Second I needed to change the exising post.html file locaed in the _layouts folder. I added the following code which will tell Jekyll to use the fediverse_comments.html file when it is rendering the post if the comments variable is set in the front matter of the post (more on that in a bit).

{% if page.comments %}
    {% include social/fediverse_comments.html %}
{%-endif %}

You can add this code anywhere in the post.html file.
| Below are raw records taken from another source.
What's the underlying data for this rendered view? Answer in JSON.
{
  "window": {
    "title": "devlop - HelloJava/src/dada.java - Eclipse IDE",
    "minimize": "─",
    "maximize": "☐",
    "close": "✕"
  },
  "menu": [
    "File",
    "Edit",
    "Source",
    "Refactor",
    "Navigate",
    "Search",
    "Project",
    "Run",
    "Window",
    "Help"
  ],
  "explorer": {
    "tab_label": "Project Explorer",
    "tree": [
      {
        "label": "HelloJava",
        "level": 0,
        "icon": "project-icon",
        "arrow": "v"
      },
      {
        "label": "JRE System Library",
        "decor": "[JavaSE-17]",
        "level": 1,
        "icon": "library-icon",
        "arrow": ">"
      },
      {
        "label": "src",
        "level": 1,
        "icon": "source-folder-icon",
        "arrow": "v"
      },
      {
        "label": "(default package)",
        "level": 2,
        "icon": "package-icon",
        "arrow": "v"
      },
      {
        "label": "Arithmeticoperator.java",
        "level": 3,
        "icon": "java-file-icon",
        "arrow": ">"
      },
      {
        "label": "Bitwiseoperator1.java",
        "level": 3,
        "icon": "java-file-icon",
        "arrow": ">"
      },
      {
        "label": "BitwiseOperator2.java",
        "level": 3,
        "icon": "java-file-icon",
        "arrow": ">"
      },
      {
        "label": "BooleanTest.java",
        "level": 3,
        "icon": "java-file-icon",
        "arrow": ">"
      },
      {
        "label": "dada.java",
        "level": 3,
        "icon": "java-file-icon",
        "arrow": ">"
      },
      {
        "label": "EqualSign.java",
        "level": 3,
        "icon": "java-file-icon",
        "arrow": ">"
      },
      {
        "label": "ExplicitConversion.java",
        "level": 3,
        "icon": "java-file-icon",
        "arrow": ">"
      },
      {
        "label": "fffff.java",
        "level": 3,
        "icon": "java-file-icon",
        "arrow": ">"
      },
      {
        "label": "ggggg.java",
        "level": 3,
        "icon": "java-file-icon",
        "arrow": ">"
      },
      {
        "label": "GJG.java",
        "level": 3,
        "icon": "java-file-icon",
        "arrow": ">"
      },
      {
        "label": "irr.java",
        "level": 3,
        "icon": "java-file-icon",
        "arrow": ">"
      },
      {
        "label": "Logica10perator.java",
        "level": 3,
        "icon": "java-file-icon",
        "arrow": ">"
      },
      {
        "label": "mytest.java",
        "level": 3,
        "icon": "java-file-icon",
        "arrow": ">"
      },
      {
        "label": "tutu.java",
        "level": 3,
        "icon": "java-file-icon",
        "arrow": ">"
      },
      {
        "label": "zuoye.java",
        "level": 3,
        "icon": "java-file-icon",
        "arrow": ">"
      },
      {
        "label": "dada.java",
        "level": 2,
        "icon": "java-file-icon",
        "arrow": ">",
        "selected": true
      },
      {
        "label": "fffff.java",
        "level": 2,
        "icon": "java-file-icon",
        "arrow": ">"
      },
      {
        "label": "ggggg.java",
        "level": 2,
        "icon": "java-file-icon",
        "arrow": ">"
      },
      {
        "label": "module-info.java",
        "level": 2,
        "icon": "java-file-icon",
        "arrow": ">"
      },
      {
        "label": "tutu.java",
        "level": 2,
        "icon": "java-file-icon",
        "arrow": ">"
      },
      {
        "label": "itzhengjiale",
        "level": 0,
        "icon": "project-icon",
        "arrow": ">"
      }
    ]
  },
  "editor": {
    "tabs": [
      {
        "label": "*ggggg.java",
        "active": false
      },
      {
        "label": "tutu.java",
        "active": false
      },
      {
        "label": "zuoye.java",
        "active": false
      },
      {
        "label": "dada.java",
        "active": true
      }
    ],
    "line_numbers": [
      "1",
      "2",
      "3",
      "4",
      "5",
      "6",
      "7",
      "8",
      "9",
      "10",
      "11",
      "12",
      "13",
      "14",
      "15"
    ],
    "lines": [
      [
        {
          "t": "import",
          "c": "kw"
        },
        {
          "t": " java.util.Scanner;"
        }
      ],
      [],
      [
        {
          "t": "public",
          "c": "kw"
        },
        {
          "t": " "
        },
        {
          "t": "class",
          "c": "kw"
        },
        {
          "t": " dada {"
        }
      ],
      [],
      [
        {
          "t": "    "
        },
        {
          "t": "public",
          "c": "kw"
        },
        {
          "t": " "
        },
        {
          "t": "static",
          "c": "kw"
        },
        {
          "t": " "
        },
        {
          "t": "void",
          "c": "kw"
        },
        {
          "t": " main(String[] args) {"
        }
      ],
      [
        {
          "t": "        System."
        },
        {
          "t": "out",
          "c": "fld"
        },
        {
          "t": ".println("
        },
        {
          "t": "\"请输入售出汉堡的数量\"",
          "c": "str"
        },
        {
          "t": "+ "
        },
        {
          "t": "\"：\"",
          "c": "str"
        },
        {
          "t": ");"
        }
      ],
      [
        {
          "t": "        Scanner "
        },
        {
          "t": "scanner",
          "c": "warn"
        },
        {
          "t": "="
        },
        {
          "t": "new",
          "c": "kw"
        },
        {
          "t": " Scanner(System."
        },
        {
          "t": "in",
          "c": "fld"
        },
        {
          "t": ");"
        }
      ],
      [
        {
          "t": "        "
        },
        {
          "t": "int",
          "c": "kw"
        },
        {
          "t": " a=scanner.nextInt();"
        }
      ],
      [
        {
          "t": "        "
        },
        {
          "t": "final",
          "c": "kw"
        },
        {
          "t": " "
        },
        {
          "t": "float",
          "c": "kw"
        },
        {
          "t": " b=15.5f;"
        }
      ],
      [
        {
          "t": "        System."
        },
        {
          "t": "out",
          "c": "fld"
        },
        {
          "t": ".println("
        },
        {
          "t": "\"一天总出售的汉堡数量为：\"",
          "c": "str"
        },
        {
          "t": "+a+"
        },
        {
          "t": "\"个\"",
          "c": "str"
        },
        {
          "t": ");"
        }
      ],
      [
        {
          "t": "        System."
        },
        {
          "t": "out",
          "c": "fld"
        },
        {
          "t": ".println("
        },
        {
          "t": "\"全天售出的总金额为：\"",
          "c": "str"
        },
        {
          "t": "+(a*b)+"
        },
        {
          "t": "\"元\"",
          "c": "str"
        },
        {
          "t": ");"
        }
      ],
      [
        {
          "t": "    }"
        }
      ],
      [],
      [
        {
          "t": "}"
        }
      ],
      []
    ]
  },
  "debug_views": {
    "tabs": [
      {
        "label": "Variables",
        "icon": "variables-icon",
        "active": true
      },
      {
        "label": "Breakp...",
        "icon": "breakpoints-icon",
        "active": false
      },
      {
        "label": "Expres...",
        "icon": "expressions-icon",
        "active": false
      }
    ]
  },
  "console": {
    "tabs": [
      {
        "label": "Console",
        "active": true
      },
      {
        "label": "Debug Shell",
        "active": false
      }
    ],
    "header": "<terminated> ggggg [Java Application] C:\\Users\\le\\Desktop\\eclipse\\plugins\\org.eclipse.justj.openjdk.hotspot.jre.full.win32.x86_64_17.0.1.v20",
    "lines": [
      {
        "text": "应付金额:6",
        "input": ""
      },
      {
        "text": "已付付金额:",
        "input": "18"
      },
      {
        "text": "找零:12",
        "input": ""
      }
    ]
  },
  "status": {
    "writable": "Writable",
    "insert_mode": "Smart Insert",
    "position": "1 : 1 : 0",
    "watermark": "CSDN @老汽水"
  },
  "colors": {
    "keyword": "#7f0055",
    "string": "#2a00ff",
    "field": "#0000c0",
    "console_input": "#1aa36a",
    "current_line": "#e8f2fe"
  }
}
I added it at the bottom of the file since I wanted the comments to be at the bottom of the post.

Here is what my post.html file looks like.


<article {% if page.feature-img or page.color %} class="feature-image" {% endif %} itemscope itemtype="http://schema.org/BlogPosting">
  <header id="main" style="">
    <div class="title-padder">
      {% if page.hide_title %}
      <div class="feature-image-padding"></div>
      {% else %}
      <h1 id="{{ page.title | cgi_escape }}" class="title">{{ page.title }}</h1>
      {% include blog/post_info.html author=page.author date=page.date %}
      {% endif %}

  <section class="post-content">
  {% if page.bootstrap %}
    <div class="bootstrap-iso">
    {% endif %}
      {{ content }}
    {% if page.bootstrap %}
  {% endif %}

   <!-- Tag list -->
  {% capture tag_list %}{{ page.tags | join: "|"}}{% endcapture %}
  {% include default/tags_list.html tags=tag_list %}

  <!-- Social media shares -->
  {% include social/share_buttons.html %}


<!-- Fediverse -->
{%- if page.comments -%}
{%- include social/fediverse_comments.html -%}
{%- endif -%}

{% if site.comments.utterances.repo and site.comments.utterances.issue-term %} {% include social/utterances.html %} {% endif %}

<!-- Cusdis -->
{% if site.comments.cusdis_app_id or site.cusdis_app_id %}{% include social/cusdis.html %}{% endif %}

<!-- Disqus -->
{% if site.comments.disqus_shortname or site.theme_settings.disqus_shortname or site.disqus_shortname %}
{% include social/disqus.html %}{% endif %}

<!-- Post navigation -->
{% if site.post_navigation  or site.theme_settings.post_navigation %}
{% include blog/post_nav.html %}
{% endif %}

<!-- To change color of links in the page -->
  header#main {
      background-size: cover;
      background-repeat: no-repeat;
      background-position: center;
  {% if page.color %}
  {% comment %}.feature-image a { color: {{ page.color }} !important; }{% endcomment %}
  {% comment %}div#post-nav a { color: {{ page.color }} !important; }{% endcomment %}
  {% comment %}footer a { color: {{ page.color }} !important; }{% endcomment %}
  {% comment %}.site-header nav a:hover {  color: {{ page.color }} !important; }{% endcomment %}
  header#main { 
      background-color: {{ page.color }} !important;
      background-image: url('{{ site.color_image | relative_url }}');
  {% endif %}
  {% if page.feature-img %}
  header#main { background-image: url('{{ page.feature-img | relative_url }}'); }
  {% endif %}
{% endif %}

Enabling Comments on a Post

Now that we have the code in place to render the comments we need to tell Jekyll to render the comments on a post. To do this we need to add the comments variable to the front matter of the post.

Before that though, you will need to first create a post on Mastodon for the article (meaning you will have to come back and edit the post with the id) that you will be creating comments for. This is because the comments are tied to the post on Mastodon. After that post is created you will need to get the ID of the post. You can get the ID by going to the post on Mastodon and looking at the URL. The ID will be the number at the end of the URL. For example, if the URL is https://iosdev.space/@kylewritescode/106000000000000000 the ID is 106000000000000000. Once you have the ID you can add the comments variable to the front matter of the post.

Here is an example of what the front matter of a post would look like.

  host: iosdev.space
  username: kylewritescode 
  id: 109325166591243911  

Host is the domain of the instance you want to pull comments from (the instance you’re on). Username is the username of the user who created the post (you). Id is the id of the post. You can find the id of the post by going to the post on the instance and looking at the url. The id is the number at the end of the url.

And that is all! You should now have comments on your Jekyll site using Mastodon. If you have any questions or comments feel free to reach out to me on Mastodon @kylewritecode@iosdev.space.